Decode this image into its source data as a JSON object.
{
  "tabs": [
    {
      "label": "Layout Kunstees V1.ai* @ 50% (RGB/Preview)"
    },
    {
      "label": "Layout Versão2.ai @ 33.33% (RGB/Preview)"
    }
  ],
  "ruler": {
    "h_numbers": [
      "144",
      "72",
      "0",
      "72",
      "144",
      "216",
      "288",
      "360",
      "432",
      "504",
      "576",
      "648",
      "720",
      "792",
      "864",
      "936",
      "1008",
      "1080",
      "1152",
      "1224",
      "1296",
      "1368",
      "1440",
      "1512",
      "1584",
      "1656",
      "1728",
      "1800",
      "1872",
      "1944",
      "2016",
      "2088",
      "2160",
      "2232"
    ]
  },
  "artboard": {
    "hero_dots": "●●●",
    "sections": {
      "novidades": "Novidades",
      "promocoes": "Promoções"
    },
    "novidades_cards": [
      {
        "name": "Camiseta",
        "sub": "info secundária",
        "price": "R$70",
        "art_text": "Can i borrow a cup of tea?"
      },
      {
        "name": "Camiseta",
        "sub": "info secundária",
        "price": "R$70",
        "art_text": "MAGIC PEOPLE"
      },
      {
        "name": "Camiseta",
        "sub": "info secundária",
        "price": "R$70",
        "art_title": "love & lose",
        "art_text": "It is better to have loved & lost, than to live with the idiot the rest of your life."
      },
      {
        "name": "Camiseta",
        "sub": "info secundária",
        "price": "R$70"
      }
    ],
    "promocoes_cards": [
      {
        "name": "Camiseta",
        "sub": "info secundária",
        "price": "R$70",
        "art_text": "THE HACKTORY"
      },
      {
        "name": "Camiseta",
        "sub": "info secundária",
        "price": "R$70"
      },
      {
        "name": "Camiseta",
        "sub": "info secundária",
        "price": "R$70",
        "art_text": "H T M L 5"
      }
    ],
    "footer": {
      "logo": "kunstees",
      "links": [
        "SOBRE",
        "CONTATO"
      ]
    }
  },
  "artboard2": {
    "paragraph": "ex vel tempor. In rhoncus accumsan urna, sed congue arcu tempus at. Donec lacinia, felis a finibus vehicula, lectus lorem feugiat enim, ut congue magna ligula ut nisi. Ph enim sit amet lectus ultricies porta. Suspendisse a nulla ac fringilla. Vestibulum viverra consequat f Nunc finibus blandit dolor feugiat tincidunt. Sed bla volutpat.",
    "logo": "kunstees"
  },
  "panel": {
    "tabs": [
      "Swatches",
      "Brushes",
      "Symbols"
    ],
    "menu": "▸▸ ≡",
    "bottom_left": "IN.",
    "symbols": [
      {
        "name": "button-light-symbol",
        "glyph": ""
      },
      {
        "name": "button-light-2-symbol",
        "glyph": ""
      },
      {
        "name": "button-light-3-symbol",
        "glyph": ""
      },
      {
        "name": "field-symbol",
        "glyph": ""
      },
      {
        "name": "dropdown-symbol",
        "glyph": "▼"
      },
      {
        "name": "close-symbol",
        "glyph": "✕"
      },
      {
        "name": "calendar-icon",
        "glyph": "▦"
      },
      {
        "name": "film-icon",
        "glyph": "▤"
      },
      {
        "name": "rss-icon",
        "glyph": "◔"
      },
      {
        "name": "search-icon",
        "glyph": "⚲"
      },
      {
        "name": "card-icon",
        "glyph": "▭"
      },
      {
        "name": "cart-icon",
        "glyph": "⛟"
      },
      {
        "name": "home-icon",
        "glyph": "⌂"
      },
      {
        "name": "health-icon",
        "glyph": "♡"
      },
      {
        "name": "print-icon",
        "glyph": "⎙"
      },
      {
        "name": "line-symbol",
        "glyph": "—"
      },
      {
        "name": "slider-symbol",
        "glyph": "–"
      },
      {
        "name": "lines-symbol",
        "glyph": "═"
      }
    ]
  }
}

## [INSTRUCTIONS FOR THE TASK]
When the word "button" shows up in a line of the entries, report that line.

## [SOLUTION TO THIS TASK]
        "name": "button-light-symbol",
        "name": "button-light-2-symbol",
        "name": "button-light-3-symbol",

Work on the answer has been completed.